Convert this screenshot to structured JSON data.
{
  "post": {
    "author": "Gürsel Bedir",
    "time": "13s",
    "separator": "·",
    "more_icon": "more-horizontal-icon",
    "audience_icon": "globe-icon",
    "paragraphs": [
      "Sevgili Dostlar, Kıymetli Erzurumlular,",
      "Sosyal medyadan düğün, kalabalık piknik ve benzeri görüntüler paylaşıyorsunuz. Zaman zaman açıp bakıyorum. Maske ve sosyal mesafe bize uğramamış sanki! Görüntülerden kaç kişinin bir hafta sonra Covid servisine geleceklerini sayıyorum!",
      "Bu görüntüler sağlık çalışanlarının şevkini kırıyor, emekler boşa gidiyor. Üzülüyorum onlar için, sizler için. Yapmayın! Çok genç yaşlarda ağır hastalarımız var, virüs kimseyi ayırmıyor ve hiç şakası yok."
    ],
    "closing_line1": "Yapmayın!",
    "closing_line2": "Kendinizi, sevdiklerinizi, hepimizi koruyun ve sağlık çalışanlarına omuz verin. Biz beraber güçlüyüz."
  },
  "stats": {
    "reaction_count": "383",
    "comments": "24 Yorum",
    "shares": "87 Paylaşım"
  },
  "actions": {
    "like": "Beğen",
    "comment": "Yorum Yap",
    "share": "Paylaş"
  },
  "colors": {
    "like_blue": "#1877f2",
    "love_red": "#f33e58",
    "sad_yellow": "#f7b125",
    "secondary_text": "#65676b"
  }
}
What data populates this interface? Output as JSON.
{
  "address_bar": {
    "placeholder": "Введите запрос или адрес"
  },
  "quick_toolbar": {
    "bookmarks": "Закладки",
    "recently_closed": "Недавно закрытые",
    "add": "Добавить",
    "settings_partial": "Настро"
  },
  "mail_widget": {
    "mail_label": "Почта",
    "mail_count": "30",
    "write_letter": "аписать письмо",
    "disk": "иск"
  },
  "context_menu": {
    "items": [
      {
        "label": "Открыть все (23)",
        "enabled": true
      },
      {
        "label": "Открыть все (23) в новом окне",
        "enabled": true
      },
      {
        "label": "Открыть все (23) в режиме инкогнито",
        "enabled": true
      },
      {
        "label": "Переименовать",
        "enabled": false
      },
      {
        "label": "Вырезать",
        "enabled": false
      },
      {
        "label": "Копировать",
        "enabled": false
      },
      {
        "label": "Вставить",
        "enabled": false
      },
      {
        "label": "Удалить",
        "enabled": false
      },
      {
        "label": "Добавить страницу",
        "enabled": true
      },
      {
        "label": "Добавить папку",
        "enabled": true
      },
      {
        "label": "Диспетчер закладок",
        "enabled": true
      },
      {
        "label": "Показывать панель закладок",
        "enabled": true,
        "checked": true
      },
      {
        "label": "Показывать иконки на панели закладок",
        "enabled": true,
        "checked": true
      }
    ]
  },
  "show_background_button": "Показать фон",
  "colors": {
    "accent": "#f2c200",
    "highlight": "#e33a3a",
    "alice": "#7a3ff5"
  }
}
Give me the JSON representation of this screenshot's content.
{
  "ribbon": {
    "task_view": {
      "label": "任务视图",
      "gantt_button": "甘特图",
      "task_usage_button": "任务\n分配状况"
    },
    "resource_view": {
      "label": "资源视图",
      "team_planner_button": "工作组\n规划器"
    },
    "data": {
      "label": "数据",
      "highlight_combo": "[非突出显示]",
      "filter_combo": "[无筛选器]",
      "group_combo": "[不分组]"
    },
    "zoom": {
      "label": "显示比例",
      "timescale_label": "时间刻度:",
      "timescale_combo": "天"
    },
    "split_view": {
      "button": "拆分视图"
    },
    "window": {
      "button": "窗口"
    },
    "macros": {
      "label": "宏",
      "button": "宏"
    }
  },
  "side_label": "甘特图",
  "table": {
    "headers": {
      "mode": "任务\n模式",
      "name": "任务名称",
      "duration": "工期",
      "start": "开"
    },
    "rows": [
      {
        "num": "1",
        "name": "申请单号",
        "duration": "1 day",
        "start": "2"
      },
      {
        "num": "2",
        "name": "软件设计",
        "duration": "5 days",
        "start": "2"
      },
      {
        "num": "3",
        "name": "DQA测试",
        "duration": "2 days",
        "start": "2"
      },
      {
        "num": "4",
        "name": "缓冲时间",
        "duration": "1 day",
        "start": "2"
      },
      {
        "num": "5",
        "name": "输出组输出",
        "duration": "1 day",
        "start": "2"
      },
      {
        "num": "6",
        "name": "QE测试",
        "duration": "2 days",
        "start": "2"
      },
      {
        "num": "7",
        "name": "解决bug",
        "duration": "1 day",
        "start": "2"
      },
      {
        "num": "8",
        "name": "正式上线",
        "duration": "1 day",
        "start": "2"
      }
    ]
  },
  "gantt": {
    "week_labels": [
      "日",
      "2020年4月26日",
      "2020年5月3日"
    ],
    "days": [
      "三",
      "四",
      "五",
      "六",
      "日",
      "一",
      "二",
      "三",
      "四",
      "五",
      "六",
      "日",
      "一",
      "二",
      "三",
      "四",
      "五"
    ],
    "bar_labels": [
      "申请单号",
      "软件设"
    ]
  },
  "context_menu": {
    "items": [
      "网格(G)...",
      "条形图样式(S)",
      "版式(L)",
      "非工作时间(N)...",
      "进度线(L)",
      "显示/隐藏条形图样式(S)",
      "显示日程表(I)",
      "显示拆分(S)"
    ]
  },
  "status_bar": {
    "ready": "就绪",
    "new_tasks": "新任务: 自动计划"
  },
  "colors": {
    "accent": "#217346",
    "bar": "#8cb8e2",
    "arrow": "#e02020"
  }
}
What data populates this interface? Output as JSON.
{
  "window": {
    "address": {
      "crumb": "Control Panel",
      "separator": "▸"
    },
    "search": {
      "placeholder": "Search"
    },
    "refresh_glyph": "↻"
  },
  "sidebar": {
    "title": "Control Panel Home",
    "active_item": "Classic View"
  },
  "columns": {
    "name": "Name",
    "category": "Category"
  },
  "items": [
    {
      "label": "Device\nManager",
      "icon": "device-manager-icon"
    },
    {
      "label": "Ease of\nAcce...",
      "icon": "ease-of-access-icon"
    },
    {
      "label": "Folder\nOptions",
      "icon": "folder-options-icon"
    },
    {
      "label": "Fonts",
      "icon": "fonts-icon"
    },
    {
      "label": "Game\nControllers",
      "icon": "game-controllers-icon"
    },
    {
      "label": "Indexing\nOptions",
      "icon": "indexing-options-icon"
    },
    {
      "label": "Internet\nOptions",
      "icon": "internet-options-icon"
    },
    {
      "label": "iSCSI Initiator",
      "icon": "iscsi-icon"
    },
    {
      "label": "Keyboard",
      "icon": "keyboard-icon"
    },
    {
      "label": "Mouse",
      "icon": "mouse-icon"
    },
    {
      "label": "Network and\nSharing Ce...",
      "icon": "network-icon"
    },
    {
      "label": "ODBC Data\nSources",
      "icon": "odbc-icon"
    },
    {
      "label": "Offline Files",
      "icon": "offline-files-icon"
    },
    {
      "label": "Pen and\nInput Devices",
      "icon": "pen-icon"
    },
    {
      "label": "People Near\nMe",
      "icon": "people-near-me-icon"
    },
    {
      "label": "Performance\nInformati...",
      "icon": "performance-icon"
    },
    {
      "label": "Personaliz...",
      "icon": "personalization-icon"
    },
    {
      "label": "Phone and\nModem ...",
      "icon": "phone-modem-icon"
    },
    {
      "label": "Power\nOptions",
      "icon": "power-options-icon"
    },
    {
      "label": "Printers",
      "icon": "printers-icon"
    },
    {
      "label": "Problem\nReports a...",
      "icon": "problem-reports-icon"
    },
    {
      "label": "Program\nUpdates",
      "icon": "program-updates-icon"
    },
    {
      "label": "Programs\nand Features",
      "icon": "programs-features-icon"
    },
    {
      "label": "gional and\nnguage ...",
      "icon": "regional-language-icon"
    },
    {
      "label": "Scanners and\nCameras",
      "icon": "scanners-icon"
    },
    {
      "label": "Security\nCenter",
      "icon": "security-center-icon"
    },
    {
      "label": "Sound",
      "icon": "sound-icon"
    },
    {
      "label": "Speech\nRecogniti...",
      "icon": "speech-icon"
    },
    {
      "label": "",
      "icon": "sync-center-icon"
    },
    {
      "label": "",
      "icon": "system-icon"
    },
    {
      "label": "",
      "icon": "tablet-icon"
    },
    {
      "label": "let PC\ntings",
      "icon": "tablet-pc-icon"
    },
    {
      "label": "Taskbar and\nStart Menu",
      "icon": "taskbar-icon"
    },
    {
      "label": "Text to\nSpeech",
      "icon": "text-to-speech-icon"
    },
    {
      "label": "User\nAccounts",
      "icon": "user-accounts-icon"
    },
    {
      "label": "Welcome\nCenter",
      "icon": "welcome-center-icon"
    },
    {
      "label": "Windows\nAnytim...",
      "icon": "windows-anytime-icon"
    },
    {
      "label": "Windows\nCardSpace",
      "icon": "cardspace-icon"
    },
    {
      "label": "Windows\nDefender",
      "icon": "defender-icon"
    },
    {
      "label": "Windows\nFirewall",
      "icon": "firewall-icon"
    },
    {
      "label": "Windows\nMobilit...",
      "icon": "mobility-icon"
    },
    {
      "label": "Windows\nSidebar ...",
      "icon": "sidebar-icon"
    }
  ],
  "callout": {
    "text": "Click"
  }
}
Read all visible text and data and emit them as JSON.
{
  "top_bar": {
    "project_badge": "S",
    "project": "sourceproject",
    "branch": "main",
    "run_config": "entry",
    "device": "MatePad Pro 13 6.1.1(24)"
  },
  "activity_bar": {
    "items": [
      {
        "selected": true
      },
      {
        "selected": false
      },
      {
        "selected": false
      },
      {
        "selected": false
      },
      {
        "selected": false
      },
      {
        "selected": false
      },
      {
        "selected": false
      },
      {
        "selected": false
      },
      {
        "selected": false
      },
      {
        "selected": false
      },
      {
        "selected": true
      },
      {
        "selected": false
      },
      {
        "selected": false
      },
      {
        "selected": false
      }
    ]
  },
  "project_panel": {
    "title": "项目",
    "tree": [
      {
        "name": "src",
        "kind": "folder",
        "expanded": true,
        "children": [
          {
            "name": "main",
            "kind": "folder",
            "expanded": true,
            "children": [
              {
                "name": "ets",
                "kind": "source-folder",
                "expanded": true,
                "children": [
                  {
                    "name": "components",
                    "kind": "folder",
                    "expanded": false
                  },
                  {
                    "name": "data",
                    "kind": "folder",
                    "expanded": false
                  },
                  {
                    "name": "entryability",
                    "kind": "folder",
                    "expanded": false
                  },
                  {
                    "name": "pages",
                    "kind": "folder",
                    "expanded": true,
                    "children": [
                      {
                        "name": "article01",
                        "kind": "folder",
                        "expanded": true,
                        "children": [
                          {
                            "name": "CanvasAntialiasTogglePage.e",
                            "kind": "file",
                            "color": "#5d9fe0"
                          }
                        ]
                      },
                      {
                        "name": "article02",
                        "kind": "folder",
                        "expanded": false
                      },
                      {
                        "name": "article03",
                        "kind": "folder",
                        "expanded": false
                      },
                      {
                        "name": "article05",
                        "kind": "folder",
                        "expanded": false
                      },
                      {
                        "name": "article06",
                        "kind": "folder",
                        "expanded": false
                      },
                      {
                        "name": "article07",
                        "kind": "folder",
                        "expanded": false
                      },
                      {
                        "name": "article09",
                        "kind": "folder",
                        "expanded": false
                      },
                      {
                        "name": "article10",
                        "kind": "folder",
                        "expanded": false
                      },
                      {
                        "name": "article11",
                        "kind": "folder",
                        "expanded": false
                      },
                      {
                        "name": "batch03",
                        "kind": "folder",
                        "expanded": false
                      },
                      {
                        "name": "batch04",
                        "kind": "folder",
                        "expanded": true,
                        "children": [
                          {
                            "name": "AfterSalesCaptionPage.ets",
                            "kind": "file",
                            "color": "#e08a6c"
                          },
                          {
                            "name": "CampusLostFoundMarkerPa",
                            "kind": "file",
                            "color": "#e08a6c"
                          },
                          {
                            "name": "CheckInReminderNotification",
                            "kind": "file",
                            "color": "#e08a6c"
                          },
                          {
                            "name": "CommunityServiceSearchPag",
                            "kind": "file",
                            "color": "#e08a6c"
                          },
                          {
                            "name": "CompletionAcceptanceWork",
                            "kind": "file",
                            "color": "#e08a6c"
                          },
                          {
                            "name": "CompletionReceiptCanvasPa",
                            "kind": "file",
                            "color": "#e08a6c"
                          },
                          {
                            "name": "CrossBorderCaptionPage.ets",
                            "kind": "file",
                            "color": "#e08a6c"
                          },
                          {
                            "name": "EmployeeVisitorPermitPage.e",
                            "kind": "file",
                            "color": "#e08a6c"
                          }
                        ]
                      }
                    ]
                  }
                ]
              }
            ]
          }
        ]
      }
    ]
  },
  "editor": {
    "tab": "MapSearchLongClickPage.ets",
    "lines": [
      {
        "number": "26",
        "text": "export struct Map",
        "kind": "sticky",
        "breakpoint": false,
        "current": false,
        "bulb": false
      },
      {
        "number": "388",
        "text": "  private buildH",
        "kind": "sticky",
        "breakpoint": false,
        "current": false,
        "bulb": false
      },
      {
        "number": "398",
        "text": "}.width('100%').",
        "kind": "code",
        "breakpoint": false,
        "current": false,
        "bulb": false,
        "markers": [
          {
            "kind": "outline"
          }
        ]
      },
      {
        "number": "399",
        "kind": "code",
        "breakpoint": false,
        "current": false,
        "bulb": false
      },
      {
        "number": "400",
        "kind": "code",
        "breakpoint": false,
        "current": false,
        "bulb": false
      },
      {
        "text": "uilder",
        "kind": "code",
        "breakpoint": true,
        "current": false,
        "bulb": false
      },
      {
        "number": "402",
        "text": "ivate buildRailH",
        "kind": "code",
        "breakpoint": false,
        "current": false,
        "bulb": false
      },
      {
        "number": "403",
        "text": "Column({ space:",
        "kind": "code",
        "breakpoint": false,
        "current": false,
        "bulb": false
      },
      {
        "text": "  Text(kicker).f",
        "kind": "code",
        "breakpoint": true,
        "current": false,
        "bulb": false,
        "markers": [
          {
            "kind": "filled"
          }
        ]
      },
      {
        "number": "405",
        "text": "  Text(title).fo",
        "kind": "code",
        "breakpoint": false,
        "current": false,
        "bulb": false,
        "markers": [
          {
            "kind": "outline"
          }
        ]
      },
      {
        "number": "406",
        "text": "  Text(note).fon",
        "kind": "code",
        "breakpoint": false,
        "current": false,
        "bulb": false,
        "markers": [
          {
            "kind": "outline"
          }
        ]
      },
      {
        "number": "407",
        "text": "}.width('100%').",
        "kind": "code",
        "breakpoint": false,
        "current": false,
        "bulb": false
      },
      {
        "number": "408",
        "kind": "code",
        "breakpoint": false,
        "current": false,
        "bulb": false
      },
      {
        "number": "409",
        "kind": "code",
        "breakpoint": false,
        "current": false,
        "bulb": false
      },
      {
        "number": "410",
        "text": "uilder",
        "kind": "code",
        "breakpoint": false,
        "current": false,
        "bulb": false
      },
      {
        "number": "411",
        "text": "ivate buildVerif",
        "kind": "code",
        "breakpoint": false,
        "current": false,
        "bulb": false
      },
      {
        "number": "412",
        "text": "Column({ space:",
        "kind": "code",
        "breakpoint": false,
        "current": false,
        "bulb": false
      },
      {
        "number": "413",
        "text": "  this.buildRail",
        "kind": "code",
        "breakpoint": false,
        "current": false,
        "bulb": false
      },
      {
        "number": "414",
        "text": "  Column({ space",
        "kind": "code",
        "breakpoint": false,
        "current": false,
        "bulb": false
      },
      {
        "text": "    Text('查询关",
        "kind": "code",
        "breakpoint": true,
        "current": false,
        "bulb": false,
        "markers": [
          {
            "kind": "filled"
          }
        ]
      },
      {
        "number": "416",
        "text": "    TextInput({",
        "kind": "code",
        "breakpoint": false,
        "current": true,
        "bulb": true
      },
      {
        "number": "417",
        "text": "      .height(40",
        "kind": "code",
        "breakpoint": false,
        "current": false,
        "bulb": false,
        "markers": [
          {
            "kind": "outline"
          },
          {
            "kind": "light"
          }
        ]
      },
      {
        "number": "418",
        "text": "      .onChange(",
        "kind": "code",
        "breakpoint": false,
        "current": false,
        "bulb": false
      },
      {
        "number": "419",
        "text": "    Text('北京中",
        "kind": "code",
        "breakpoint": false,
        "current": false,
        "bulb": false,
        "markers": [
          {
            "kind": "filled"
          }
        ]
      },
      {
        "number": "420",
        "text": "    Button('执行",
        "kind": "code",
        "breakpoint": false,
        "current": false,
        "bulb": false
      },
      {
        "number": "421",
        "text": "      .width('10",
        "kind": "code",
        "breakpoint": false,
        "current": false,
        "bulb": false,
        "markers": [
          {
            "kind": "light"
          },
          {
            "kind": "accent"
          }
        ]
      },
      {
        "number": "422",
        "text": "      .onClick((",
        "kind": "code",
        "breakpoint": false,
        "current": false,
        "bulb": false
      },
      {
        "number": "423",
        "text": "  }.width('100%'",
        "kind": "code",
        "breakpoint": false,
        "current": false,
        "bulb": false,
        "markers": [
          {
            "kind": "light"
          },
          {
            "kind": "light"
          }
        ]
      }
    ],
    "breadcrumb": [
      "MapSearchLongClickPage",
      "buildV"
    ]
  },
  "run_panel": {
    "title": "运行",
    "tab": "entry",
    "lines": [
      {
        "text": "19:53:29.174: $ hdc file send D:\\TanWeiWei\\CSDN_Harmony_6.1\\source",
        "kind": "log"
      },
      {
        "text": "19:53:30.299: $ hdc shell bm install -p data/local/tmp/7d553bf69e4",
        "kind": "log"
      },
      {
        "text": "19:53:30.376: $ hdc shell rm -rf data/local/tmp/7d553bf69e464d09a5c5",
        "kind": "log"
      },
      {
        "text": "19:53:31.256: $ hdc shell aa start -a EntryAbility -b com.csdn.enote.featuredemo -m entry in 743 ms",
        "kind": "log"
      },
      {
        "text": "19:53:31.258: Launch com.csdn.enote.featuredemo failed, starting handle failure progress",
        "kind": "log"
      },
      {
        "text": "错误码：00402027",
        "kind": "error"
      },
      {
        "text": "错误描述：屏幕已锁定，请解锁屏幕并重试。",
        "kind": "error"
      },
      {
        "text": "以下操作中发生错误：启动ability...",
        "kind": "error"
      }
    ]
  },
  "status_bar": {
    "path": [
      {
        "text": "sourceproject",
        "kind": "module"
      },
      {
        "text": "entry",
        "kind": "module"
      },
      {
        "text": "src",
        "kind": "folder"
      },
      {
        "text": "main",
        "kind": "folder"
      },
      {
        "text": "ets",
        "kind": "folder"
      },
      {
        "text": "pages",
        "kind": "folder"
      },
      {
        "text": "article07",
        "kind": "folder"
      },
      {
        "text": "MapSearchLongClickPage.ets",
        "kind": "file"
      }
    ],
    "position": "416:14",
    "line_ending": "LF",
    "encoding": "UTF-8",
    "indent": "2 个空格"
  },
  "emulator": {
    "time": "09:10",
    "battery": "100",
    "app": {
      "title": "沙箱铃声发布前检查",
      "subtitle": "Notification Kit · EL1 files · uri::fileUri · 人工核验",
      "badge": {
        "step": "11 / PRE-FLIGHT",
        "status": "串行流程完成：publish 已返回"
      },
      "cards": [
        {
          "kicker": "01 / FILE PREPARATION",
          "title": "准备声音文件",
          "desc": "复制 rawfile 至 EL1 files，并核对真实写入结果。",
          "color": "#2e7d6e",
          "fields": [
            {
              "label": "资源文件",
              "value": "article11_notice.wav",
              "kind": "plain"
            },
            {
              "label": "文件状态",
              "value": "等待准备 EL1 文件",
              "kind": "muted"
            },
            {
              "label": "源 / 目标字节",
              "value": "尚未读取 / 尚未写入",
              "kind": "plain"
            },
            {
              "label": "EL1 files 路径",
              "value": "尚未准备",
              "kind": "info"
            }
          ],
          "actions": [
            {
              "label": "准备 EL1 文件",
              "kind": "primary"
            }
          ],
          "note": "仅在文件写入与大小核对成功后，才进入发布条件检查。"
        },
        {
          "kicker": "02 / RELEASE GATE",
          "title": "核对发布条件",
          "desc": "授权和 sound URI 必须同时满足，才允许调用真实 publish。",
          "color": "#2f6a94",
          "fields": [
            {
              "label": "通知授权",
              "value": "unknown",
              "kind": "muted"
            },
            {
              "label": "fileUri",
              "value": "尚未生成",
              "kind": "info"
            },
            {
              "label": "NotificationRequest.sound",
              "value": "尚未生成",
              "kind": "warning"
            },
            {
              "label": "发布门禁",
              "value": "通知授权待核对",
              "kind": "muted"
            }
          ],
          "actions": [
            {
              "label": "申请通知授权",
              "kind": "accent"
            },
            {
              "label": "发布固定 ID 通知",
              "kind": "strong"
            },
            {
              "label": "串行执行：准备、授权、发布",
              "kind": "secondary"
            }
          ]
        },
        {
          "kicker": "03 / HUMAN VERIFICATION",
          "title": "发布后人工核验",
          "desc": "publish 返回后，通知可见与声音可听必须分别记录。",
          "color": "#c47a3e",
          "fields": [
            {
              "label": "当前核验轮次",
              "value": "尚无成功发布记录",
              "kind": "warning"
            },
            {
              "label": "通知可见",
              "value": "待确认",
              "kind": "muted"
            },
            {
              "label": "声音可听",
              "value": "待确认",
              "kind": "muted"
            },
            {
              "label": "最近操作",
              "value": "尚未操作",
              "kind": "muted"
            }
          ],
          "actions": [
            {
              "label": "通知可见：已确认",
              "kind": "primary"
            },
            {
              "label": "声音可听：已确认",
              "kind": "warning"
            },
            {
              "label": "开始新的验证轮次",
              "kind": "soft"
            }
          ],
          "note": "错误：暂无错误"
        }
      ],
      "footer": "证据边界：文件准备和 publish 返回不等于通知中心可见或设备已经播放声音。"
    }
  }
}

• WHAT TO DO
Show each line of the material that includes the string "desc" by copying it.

• RESULT
          "desc": "复制 rawfile 至 EL1 files，并核对真实写入结果。",
          "desc": "授权和 sound URI 必须同时满足，才允许调用真实 publish。",
          "desc": "publish 返回后，通知可见与声音可听必须分别记录。",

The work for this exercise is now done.